We’re actually pretty familiar with late filing, since we do it nearly every year. Why? We frequently invest in REITs and Master Limited Partnerships (MLPs) due to their generally high dividends, which help contribute to our income stream. Problem is, when it comes to Tax Day, many of these REITs and MLPs run on fiscal years that differ from calendar years and haven’t quite finished their own books by April 15 (or thereabouts).
Hence, the annual K-1 forms they need to send to shareholders (like us) start dribbling in, generally from February-March through as late as July.

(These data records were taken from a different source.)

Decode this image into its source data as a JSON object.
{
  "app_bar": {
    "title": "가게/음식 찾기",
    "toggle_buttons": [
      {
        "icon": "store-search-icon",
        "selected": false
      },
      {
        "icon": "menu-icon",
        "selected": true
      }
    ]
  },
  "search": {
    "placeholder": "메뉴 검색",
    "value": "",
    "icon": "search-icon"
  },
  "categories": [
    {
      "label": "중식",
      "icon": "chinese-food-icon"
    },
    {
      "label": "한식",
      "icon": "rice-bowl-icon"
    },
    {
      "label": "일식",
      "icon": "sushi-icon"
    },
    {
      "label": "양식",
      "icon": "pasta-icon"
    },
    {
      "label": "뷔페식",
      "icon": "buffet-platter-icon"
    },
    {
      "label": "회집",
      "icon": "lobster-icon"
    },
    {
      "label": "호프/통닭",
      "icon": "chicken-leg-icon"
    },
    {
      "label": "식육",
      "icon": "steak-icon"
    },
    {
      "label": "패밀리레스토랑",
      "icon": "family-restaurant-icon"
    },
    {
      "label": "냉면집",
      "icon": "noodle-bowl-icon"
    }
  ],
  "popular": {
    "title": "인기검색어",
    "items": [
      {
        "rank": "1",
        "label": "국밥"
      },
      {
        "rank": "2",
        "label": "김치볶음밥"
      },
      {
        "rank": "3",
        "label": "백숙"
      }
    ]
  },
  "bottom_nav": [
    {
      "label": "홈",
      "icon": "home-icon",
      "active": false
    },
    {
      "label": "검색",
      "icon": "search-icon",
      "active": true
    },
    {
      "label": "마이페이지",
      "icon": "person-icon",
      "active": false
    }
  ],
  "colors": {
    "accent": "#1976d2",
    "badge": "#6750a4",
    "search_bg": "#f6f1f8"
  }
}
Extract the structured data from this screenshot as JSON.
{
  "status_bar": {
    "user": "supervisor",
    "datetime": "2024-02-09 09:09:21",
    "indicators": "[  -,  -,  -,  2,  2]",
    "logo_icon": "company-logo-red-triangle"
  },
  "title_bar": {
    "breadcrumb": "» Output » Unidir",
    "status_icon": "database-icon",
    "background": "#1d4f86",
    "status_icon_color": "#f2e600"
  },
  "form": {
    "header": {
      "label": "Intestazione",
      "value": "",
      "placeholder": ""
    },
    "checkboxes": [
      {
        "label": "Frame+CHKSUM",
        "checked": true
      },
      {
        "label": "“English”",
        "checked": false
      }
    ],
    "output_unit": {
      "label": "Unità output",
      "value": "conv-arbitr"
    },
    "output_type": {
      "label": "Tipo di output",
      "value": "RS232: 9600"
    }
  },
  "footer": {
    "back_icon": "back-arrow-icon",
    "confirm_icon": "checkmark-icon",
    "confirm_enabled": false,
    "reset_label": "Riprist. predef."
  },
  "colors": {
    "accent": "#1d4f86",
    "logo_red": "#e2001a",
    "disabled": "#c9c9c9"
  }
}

Without these forms, we can’t fill in all the blanks on our individual returns. So we have to wait for all of them to arrive, which is, whenever. So, we file our 4868 – which we affectionately dub our “Delay of Game” form – prior to Tax Day. Then, we eventually fill out the rest of our fairly complex 1040 after the last of those K-1s arrives in our mailbox. So for us, Tax Day 2018 turns out to be the day we get our returns finished, sometime after April 17 but before October 15.
Why not a flat tax?
Yeah, it’s a complicated world out there. Since as early as 1972 or thereabouts, this columnist as agitated for a flat tax. That way, all of us could simply apply X percentage to our annual income, write a check to the Feds and send it in.
But, given that there are multitudes of businesses and fat cats who’ve managed to get industry carve-outs shoved into the U.S. tax code over many years, the flat tax, that ultimate “paperwork reduction form,” is not likely to happen anytime soon. All our flat-tax lobbying has been for naught.
FY 2018 returns filed in 2019 to adjust to recent GOP tax cut legislation
At least when we file our FY 2018 returns in 2019, we’ll finally get to see, for real, those nifty tax cuts the GOP and the Trump administration finally rammed through Congress in late 2017. Both Trump and the GOP hope taxpayers will remember this when they go to the polls in November 2018. Most taxpayers should already have noticed an increase in take home pay in their paychecks, assuming they updated their W-2 forms with their employer. But you never know. America 2018 feels like Short Attention Span Theater.
In the meantime, assuming you’re not awaiting more K-1s or other delayed documentation, enjoy your long, “tax-free weekend.” Or the real one if you live in D.C. and get an actual day off on Monday.
BTW, next year, Tax Day goes back to April 15, since it won’t fall on the weekend.